Dr. Mihaela Banu is a research associate professor in mechanical engineering and Dr. Alan Taub is a professor of materials science & engineering and mechanical engineering and they work together as members of our Global CO2 Initiative Research Team. Learn more about Dr. Banu’s and Dr. Taub’s on how to improve the performance of natural fiber composites for structural applications and how this will utilize nature’s incorporation of CO2 in plants.
Q: What does your research or portfolio currently focus on?
A: We are improving the stiffness and strength of natural fibers that are extracted from plants for subsequent incorporation in structural composites. Today, the vast majority of fibers used for this purpose are made from either glass or carbon fiber. Those materials require high energy content to make into fibers and therefore are CO2 positive. The fibers we are exploring are flax, hemp and bamboo which by their very nature are CO2 negative since the plants absorb CO2 to grow.
Q: What challenges or opportunities is your work trying to address scaling and commercializing carbon management technology and approaches?
A: The research challenge is to improve the mechanical properties of the natural fibers to be competitive for industrial applications. To achieve this we are researching methods of incorporating strengthening materials during both the growth and harvesting of the plants. One of the key challenges is finding an approach that can overcome the inherent variability created by nature in the plants. The goal is to obtain the property improvements while maintaining the cost advantage of the natural fibers.
Q: What real world application or sector(s) do you see your research having the most impact on?

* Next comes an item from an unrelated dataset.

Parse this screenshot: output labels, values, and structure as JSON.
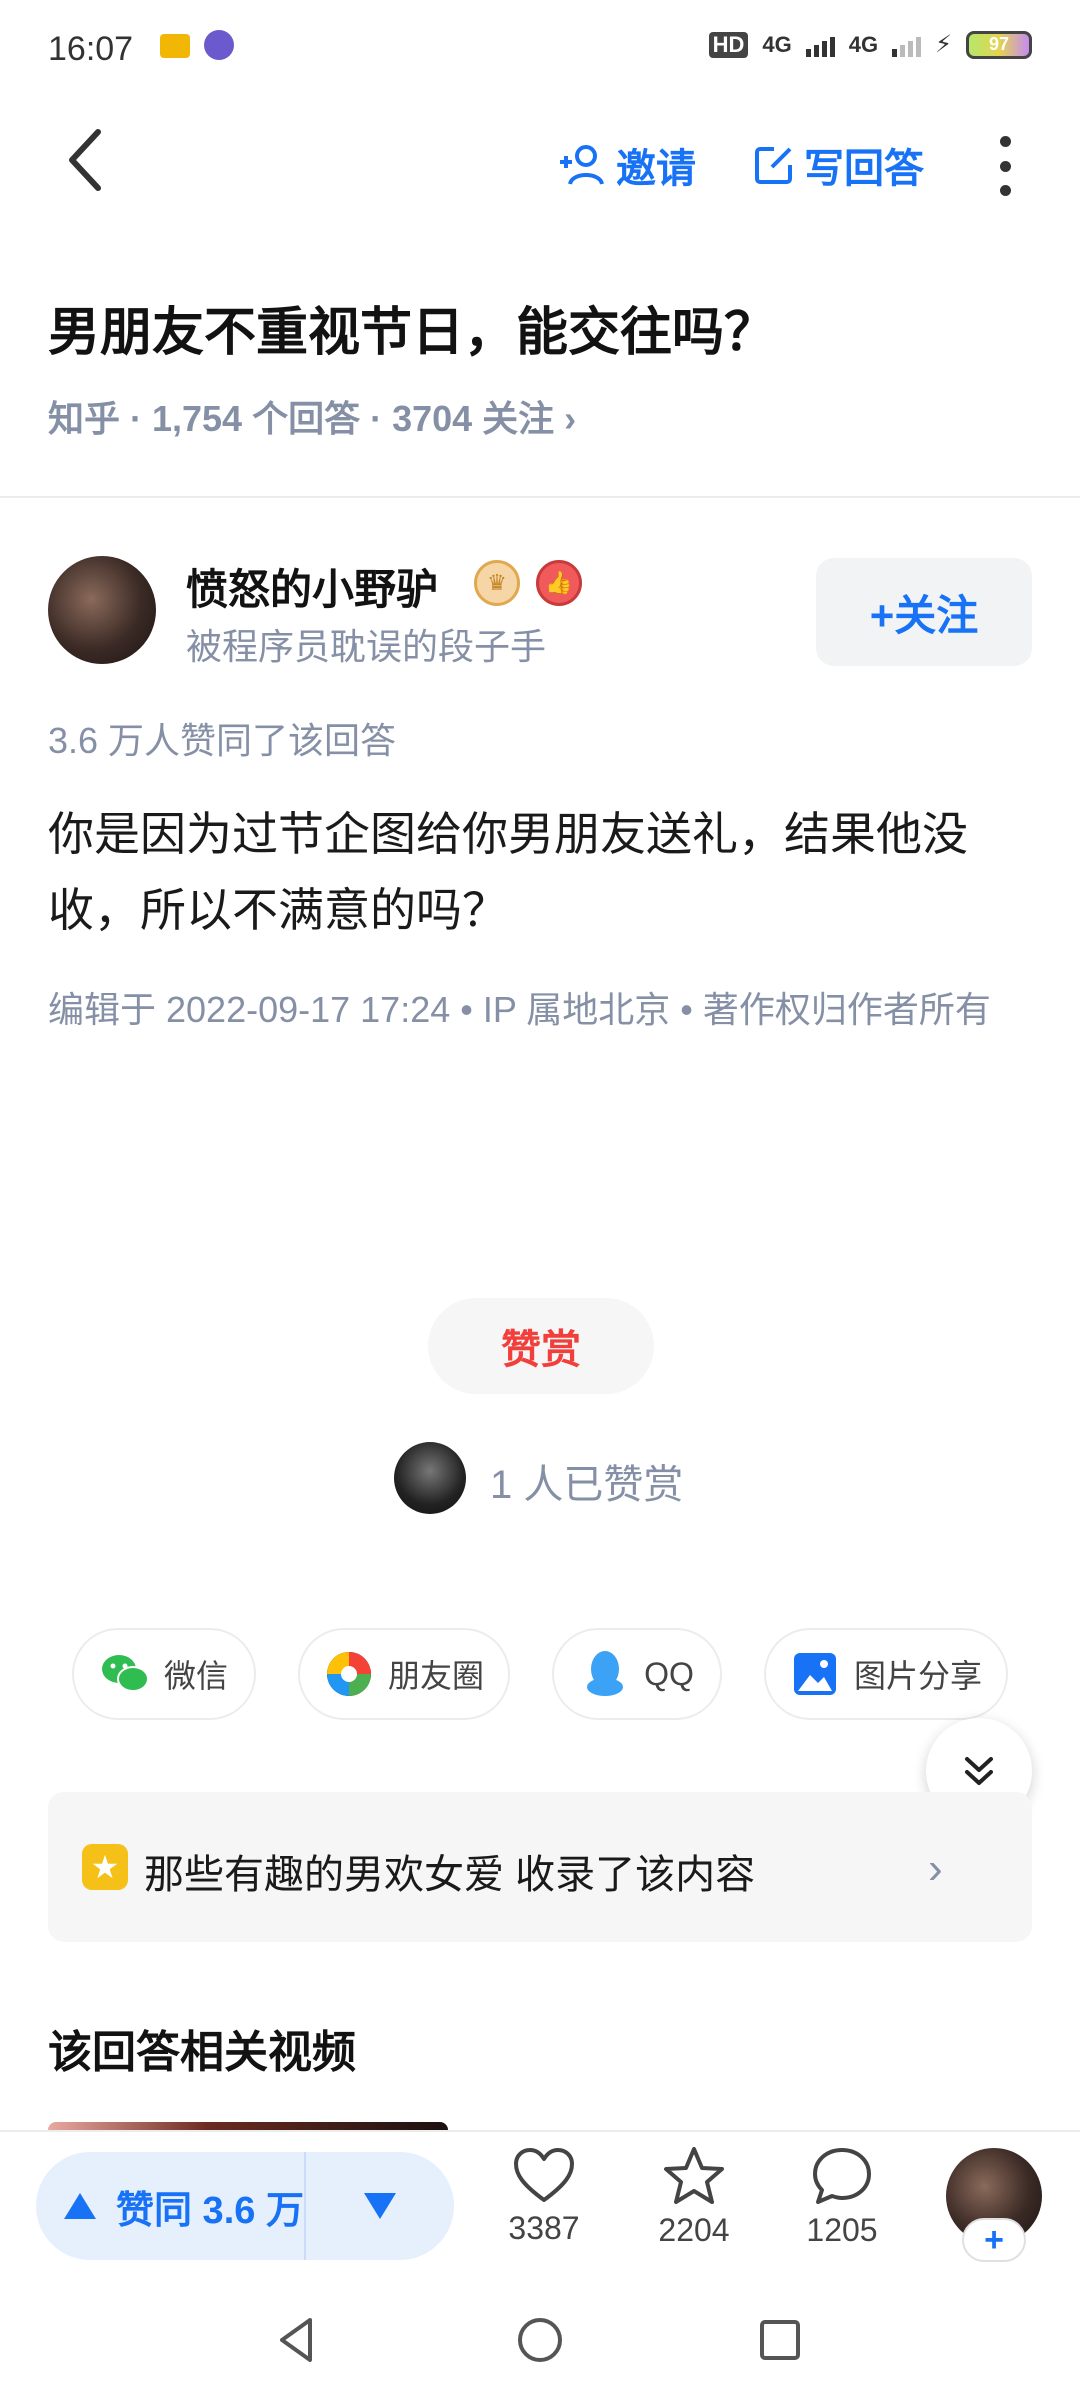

A: Composites offer the ability to produce engineered materials that are stronger and lighter than monolithic materials. This can lead to significant weight reduction in the structural components. Moving goods and people on land, sea and air can benefit from improved fuel economy resulting from weight reduction. For example, a 10% reduction in the weight of automobile results in 6% fuel economy improvement. Using natural fiber composites to obtain the weight reduction not only reduces CO2 by incorporating it during growth of the plants but also reduces the emissions of the vehicle making it highly CO2 negative.
Q: How do students react to your work or this climate mitigation approach in general?
A: Since starting the project, a number of undergraduate and graduate students have approached us to work on the project and we have engaged some of them already. The opportunity to perform research on an environmentally friendly project with real world applications is very attractive.
Q: What advice do you have for technologists or entrepreneurs starting off in this field?
A: The Global CO2 Initiative has established key guidelines for which projects should be supported. First is a life cycle assessment of whether the new technology will truly result in CO2 reduction. Second is a detailed techno-economic assessment of the financial viability of the approach. These two analyses are key for anyone looking to develop and commercialize a new technology in this field.